§ Information supplied:
┄┄┄┄┄┄┄┄┄┄
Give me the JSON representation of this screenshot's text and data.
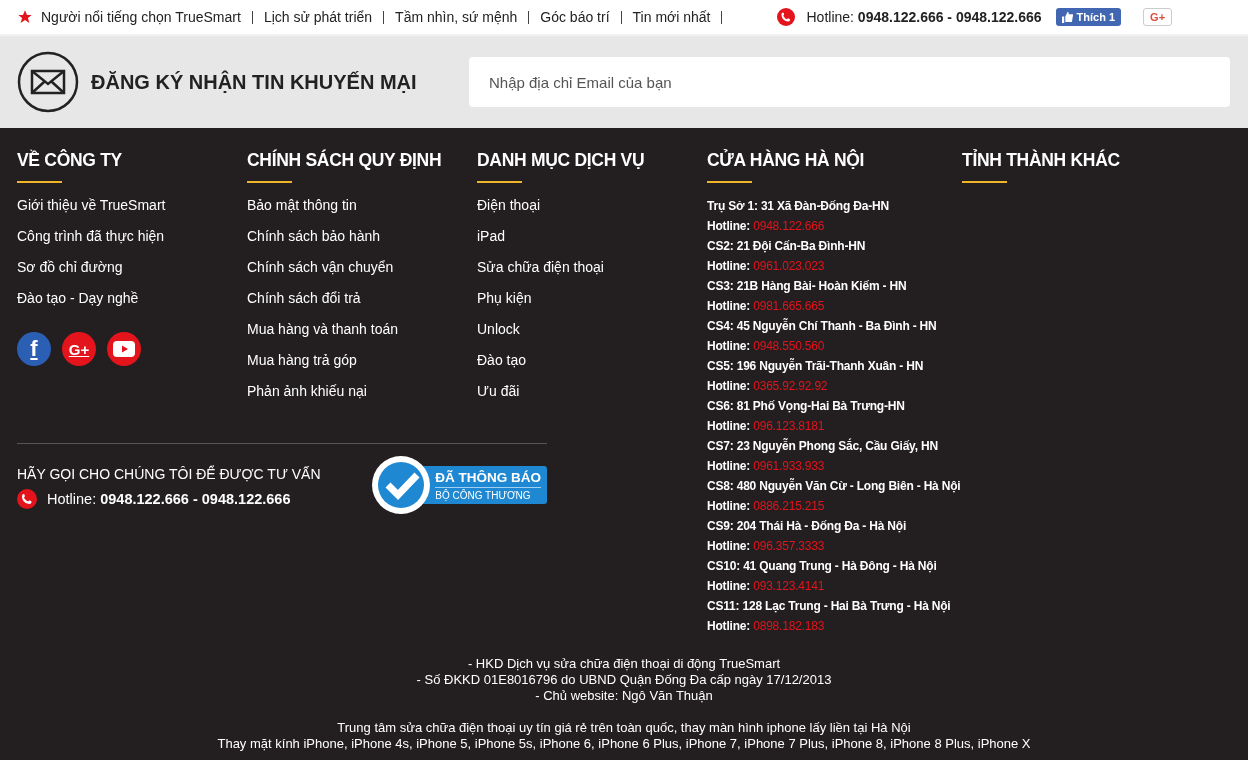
{
  "top_bar": {
    "links": [
      "Người nổi tiếng chọn TrueSmart",
      "Lịch sử phát triển",
      "Tầm nhìn, sứ mệnh",
      "Góc báo trí",
      "Tin mới nhất"
    ],
    "hotline_label": "Hotline:",
    "hotline_numbers": "0948.122.666 - 0948.122.666",
    "like_button": {
      "label": "Thích",
      "count": "1"
    },
    "gplus_button": "G+"
  },
  "subscribe": {
    "title": "ĐĂNG KÝ NHẬN TIN KHUYẾN MẠI",
    "placeholder": "Nhập địa chỉ Email của bạn"
  },
  "footer": {
    "columns": [
      {
        "kind": "links",
        "heading": "VỀ CÔNG TY",
        "items": [
          "Giới thiệu về TrueSmart",
          "Công trình đã thực hiện",
          "Sơ đồ chỉ đường",
          "Đào tạo - Dạy nghề"
        ]
      },
      {
        "kind": "links",
        "heading": "CHÍNH SÁCH QUY ĐỊNH",
        "items": [
          "Bảo mật thông tin",
          "Chính sách bảo hành",
          "Chính sách vận chuyển",
          "Chính sách đổi trả",
          "Mua hàng và thanh toán",
          "Mua hàng trả góp",
          "Phản ảnh khiếu nại"
        ]
      },
      {
        "kind": "links",
        "heading": "DANH MỤC DỊCH VỤ",
        "items": [
          "Điện thoại",
          "iPad",
          "Sửa chữa điện thoại",
          "Phụ kiện",
          "Unlock",
          "Đào tạo",
          "Ưu đãi"
        ]
      },
      {
        "kind": "stores",
        "heading": "CỬA HÀNG HÀ NỘI",
        "items": [
          {
            "address": "Trụ Sở 1: 31 Xã Đàn-Đống Đa-HN",
            "label": "Hotline:",
            "phone": "0948.122.666"
          },
          {
            "address": "CS2: 21 Đội Cấn-Ba Đình-HN",
            "label": "Hotline:",
            "phone": "0961.023.023"
          },
          {
            "address": "CS3: 21B Hàng Bài- Hoàn Kiếm - HN",
            "label": "Hotline:",
            "phone": "0981.665.665"
          },
          {
            "address": "CS4: 45 Nguyễn Chí Thanh - Ba Đình - HN",
            "label": "Hotline:",
            "phone": "0948.550.560"
          },
          {
            "address": "CS5: 196 Nguyễn Trãi-Thanh Xuân - HN",
            "label": "Hotline:",
            "phone": "0365.92.92.92"
          },
          {
            "address": "CS6: 81 Phố Vọng-Hai Bà Trưng-HN",
            "label": "Hotline:",
            "phone": "096.123.8181"
          },
          {
            "address": "CS7: 23 Nguyễn Phong Sắc, Cầu Giấy, HN",
            "label": "Hotline:",
            "phone": "0961.933.933"
          },
          {
            "address": "CS8: 480 Nguyễn Văn Cừ - Long Biên - Hà Nội",
            "label": "Hotline:",
            "phone": "0886.215.215"
          },
          {
            "address": "CS9: 204 Thái Hà - Đống Đa - Hà Nội",
            "label": "Hotline:",
            "phone": "096.357.3333"
          },
          {
            "address": "CS10: 41 Quang Trung - Hà Đông - Hà Nội",
            "label": "Hotline:",
            "phone": "093.123.4141"
          },
          {
            "address": "CS11: 128 Lạc Trung - Hai Bà Trưng - Hà Nội",
            "label": "Hotline:",
            "phone": "0898.182.183"
          }
        ]
      },
      {
        "kind": "links",
        "heading": "TỈNH THÀNH KHÁC"
      }
    ],
    "social": [
      {
        "kind": "facebook",
        "glyph": "f"
      },
      {
        "kind": "googleplus",
        "glyph": "G+"
      },
      {
        "kind": "youtube"
      }
    ],
    "call": {
      "title": "HÃY GỌI CHO CHÚNG TÔI ĐỂ ĐƯỢC TƯ VẤN",
      "label": "Hotline:",
      "numbers": "0948.122.666 - 0948.122.666"
    },
    "badge": {
      "title": "ĐÃ THÔNG BÁO",
      "subtitle": "BỘ CÔNG THƯƠNG"
    },
    "legal": [
      "- HKD Dịch vụ sửa chữa điện thoại di động TrueSmart",
      "- Số ĐKKD 01E8016796 do UBND Quận Đống Đa cấp ngày 17/12/2013",
      "- Chủ website: Ngô Văn Thuận"
    ],
    "about": [
      "Trung tâm sửa chữa điện thoại uy tín giá rẻ trên toàn quốc, thay màn hình iphone lấy liền tại Hà Nội",
      "Thay mặt kính iPhone, iPhone 4s, iPhone 5, iPhone 5s, iPhone 6, iPhone 6 Plus, iPhone 7, iPhone 7 Plus, iPhone 8, iPhone 8 Plus, iPhone X"
    ]
  }
}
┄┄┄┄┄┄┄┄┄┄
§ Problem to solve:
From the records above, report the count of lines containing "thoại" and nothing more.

§ Response area:
4